Using the listing below, work out how many lines include the word "true". Only the number is to be given.
*** Opening Source material ***
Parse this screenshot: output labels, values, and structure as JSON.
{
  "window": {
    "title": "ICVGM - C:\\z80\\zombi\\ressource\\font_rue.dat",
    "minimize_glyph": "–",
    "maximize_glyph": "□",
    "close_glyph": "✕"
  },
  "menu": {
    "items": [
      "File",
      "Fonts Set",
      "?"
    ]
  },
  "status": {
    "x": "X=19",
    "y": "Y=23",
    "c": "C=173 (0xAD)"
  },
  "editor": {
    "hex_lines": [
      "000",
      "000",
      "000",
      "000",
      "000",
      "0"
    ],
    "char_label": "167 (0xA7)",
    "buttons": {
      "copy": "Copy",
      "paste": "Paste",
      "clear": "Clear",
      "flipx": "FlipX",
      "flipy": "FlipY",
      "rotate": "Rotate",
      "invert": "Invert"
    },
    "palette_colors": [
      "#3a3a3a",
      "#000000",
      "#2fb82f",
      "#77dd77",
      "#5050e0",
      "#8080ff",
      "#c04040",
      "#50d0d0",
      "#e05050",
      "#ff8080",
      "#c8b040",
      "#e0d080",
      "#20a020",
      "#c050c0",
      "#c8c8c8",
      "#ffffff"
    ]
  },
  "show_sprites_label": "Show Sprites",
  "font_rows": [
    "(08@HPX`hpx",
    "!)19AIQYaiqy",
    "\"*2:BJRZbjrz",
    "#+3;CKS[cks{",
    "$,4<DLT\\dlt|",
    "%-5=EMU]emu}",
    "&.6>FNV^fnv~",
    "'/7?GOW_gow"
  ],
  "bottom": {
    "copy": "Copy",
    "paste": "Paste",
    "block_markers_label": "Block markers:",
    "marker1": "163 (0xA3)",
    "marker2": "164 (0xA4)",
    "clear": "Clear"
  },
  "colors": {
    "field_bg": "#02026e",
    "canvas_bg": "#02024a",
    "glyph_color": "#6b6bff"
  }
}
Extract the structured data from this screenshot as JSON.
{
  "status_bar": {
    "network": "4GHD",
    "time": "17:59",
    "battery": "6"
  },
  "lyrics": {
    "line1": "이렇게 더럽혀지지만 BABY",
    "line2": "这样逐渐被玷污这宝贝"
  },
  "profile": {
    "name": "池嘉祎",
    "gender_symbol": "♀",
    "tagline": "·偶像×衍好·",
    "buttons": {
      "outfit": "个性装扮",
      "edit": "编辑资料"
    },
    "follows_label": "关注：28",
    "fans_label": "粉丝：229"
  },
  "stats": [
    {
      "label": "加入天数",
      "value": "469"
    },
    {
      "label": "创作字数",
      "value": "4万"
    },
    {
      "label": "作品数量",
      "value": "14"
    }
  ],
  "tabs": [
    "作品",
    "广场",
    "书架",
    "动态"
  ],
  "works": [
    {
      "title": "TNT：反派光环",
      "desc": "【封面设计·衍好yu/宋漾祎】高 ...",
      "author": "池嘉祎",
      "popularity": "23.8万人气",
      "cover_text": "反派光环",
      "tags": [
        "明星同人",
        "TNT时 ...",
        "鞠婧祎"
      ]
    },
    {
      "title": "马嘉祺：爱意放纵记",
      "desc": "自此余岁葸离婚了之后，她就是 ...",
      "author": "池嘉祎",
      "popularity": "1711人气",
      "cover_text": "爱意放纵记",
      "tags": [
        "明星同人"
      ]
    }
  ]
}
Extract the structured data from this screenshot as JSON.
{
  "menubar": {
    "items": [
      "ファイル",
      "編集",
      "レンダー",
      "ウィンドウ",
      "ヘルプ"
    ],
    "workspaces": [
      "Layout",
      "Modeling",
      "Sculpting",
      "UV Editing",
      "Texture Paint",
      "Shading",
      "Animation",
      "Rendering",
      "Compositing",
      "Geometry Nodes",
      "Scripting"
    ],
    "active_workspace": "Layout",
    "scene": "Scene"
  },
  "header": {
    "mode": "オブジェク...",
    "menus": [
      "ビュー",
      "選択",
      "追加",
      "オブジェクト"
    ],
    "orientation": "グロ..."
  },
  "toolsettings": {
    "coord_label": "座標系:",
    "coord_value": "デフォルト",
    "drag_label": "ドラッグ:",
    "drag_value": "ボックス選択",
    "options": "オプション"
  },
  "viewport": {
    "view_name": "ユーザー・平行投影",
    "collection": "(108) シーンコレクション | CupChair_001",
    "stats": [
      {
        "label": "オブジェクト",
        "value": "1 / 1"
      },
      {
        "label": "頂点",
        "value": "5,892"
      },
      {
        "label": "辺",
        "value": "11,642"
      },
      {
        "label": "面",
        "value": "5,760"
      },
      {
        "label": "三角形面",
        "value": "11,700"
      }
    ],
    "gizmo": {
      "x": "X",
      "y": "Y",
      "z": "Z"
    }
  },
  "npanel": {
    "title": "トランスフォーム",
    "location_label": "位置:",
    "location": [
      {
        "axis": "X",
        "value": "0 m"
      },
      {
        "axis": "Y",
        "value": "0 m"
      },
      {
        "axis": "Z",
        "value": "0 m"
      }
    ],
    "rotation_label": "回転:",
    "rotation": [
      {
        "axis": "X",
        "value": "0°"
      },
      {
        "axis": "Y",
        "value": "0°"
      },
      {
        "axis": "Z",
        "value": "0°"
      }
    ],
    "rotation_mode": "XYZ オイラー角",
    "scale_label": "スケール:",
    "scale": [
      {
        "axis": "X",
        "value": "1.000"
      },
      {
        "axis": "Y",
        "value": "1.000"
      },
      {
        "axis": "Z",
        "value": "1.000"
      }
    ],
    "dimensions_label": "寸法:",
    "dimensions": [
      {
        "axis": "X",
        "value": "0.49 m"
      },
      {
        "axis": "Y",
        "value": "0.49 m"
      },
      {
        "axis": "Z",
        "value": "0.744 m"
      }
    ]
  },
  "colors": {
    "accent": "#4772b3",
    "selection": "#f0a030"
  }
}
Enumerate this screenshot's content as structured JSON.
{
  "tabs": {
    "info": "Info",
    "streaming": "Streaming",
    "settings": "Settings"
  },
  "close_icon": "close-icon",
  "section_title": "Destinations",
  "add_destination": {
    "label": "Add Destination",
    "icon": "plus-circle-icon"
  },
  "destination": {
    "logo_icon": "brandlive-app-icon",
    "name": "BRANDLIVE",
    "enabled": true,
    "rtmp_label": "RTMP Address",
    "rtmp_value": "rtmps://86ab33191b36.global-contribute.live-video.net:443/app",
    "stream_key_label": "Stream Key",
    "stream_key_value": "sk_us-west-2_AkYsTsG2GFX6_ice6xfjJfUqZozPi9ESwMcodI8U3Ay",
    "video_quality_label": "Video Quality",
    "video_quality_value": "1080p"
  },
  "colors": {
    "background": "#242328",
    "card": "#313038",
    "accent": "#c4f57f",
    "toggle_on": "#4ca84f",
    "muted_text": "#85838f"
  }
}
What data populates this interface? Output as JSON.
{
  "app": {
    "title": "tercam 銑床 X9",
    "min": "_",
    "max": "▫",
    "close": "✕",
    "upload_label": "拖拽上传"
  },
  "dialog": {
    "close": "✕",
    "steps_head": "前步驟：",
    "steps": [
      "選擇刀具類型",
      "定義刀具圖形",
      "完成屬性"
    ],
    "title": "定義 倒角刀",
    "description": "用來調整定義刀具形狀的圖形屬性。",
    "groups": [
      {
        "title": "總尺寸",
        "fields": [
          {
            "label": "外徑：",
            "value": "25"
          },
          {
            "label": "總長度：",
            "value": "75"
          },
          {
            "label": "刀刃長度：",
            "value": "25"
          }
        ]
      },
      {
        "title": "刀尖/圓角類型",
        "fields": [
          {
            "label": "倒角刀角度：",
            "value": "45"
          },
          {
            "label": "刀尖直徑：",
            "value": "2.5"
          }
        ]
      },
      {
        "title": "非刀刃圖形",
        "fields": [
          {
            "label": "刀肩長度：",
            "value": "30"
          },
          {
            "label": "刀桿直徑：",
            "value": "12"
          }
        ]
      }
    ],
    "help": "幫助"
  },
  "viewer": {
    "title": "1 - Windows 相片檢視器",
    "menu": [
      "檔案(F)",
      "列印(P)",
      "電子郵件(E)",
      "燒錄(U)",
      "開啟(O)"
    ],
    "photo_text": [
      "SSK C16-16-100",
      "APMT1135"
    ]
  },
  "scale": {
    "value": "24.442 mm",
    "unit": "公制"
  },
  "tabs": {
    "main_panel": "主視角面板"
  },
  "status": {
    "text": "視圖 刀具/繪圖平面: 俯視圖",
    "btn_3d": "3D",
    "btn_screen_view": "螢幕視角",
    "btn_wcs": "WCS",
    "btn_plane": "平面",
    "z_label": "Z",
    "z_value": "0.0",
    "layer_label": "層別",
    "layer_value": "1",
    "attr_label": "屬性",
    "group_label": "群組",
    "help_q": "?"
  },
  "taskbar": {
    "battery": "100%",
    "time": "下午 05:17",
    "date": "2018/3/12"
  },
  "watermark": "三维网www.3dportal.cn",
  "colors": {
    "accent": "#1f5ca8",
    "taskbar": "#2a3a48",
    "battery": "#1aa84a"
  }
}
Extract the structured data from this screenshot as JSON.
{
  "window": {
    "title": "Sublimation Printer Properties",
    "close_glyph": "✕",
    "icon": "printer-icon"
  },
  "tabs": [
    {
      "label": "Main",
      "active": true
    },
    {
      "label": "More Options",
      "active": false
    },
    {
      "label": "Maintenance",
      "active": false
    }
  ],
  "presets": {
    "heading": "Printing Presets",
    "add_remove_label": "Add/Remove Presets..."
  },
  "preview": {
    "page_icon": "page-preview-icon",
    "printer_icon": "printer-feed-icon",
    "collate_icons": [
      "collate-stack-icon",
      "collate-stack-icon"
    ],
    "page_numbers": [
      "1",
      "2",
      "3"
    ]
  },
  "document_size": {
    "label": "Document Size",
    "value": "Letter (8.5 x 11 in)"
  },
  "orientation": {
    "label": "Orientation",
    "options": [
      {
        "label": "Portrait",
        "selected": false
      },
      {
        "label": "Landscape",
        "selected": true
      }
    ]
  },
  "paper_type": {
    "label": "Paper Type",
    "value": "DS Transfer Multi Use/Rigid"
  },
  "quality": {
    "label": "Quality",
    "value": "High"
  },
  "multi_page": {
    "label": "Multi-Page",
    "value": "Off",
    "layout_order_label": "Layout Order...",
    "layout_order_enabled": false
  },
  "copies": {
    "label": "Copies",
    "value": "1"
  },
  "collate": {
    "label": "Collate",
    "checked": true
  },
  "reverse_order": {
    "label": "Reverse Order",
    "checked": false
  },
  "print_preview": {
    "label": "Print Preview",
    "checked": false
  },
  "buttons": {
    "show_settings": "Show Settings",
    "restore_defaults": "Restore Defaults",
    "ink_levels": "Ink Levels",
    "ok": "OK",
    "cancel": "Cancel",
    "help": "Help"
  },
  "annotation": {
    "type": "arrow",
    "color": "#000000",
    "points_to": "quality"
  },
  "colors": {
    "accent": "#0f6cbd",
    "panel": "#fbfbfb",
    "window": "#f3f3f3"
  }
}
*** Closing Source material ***
:: Completed exercise ::
4